Give Me Shelter

Appears in the November 2023 issue.

By Peter Gianopulos

Riverfont brewery builds in carefully crafted details

Inside Sturdy Shelter Brewing

There is a rotating selection of 15 or more beers on tap every day at Sturdy Shelter Brewing (10 S. Shumway Ave., Batavia). Owners Frank and Diane Mercadante, who’ve been married for 43 years, spigot their brews with so much care—and, dare it be said, love—that every pour feels like a liquid sacrament. They’ve imported Lukr side-pour spigots from Czechoslovakia so they can crown their lagers with loamy bouffant of bubbles. And installed nitro system systems to give their porters and stouts a velvety sheen. But it’s really the layers of hidden meaning that the Mercandates, who have devoted much of their life to ministry and youth services, have embedded into every brick and beer mug that makes the place so unique.

Take the physical building itself.
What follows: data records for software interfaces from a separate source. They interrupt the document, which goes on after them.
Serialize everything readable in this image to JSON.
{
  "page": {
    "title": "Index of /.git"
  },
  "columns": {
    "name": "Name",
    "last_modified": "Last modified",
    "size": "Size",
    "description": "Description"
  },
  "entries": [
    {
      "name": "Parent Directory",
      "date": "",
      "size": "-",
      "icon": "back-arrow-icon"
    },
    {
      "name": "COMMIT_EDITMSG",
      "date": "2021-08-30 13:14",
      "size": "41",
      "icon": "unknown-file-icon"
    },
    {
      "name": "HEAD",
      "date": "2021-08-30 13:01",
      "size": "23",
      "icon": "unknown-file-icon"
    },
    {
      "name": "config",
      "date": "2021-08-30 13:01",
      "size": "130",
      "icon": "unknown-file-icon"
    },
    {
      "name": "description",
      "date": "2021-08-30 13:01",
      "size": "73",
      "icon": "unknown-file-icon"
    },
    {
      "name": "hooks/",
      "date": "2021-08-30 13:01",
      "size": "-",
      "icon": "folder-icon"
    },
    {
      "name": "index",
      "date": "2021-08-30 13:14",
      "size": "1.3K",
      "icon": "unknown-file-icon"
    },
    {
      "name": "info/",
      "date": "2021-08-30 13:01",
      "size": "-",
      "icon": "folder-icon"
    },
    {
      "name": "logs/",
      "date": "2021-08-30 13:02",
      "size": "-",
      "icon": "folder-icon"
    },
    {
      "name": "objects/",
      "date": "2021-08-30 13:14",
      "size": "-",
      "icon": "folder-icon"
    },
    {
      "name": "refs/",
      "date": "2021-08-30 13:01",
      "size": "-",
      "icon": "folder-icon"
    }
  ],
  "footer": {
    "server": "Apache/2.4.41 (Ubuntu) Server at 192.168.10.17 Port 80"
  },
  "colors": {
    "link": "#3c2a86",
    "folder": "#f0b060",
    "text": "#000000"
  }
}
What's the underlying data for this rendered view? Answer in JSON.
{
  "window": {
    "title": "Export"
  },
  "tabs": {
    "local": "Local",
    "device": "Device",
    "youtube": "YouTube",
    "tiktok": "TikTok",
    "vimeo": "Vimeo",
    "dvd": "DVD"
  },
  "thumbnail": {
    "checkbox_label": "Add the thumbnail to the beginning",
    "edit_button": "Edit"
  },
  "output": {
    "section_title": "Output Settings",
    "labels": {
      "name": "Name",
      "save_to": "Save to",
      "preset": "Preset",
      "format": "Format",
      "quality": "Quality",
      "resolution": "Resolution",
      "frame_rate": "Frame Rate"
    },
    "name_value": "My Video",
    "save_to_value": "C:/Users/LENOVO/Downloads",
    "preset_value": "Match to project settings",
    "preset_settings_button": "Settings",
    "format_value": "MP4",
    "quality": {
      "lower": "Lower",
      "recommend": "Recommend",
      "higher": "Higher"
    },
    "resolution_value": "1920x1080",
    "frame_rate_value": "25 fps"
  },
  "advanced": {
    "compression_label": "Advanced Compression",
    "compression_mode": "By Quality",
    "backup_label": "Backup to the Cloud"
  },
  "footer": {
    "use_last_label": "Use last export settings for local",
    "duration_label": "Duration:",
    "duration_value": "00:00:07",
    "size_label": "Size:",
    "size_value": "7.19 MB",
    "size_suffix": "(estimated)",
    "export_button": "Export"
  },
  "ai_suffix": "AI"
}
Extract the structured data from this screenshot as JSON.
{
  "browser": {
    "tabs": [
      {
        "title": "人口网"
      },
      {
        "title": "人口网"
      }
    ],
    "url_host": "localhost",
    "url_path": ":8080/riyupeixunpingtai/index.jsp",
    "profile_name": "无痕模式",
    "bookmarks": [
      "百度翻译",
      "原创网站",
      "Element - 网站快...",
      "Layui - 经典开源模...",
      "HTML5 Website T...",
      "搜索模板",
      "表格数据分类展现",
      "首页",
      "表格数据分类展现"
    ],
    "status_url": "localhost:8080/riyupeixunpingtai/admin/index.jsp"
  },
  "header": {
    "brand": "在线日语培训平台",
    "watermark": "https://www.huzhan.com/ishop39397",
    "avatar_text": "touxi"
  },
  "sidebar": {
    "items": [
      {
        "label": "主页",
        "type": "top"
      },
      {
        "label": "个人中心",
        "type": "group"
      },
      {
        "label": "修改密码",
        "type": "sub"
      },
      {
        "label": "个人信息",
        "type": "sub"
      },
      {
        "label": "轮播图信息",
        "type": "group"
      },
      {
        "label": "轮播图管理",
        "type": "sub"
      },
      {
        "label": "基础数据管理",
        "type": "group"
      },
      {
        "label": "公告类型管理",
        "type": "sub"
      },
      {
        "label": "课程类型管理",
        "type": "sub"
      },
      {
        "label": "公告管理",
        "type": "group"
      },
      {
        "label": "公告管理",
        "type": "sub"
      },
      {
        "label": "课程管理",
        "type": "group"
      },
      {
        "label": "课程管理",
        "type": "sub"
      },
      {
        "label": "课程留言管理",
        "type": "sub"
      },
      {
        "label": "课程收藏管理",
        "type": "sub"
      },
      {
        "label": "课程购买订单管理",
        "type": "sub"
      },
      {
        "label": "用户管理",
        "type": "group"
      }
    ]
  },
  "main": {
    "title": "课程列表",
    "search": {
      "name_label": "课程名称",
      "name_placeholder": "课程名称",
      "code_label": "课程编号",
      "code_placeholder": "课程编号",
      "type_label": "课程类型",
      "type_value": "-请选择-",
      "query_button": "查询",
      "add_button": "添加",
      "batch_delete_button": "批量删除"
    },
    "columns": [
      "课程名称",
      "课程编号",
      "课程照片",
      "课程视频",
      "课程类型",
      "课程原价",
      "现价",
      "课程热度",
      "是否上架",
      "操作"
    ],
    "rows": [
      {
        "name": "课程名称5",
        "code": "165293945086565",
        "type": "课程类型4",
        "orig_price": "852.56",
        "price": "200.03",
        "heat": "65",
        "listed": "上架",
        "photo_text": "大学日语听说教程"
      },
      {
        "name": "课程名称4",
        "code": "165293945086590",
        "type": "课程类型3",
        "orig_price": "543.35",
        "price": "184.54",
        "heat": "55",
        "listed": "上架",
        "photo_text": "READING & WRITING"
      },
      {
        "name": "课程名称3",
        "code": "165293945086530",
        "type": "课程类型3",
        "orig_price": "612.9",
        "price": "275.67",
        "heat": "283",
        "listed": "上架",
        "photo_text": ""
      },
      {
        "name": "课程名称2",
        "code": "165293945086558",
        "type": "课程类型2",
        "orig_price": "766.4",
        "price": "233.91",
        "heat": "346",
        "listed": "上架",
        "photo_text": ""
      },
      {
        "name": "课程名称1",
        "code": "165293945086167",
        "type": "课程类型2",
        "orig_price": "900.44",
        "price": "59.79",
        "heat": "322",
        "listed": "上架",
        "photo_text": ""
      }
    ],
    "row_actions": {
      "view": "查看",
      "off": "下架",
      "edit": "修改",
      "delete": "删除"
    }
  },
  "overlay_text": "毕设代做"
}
It’s always been a hub and meeting space for the community along the Fox River. Legend has it that Mark Twain spoke here in 1869. Over the years, various theater troupes have claimed the space as well as a music hall and roller rink. With the help of a local architect Mike Kluber, the Mercadantes hope its newest identity will be a soulful sanctuary of good beer and sudsy cheer for everyone.

Owners Frank and Diane Mercadante
Owners Frank and Diane Mercadante

Consider, for instance, the origin story of Frank’s signature Italian-style Pilsner, which he christened Francesco in honor of his late father. Francesco was not a drinking man, but he knew how much beer meant to Frank, so, in one of his final acts, he asked his son to return to Cleveland to share a beer with him. “It was his way of saying goodbye to me,” Frank says. “I felt like he was kind of giving me his blessing.” The first thing Frank did after going home was to craft a beer that captured the soul and spirit of his dad.

Francesco had been born in Italy but spent most of his life in America. So Frank used Italian grains and noble American hops. He molded the beer into a worthy remembrance—it had to be pleasant and smooth. Hop-forward. Easy going. Sippable in any season. Whenever Frank pours a glass of that beer, memories of his father bubble to the surface.

Maybe, just maybe, he says, strangers will wander into his shop, sit down in this sturdy old building and find a drink—or entertainment or new friend—and that will provide them a little shelter, too.


Photos: Sturdy Shelter Brewing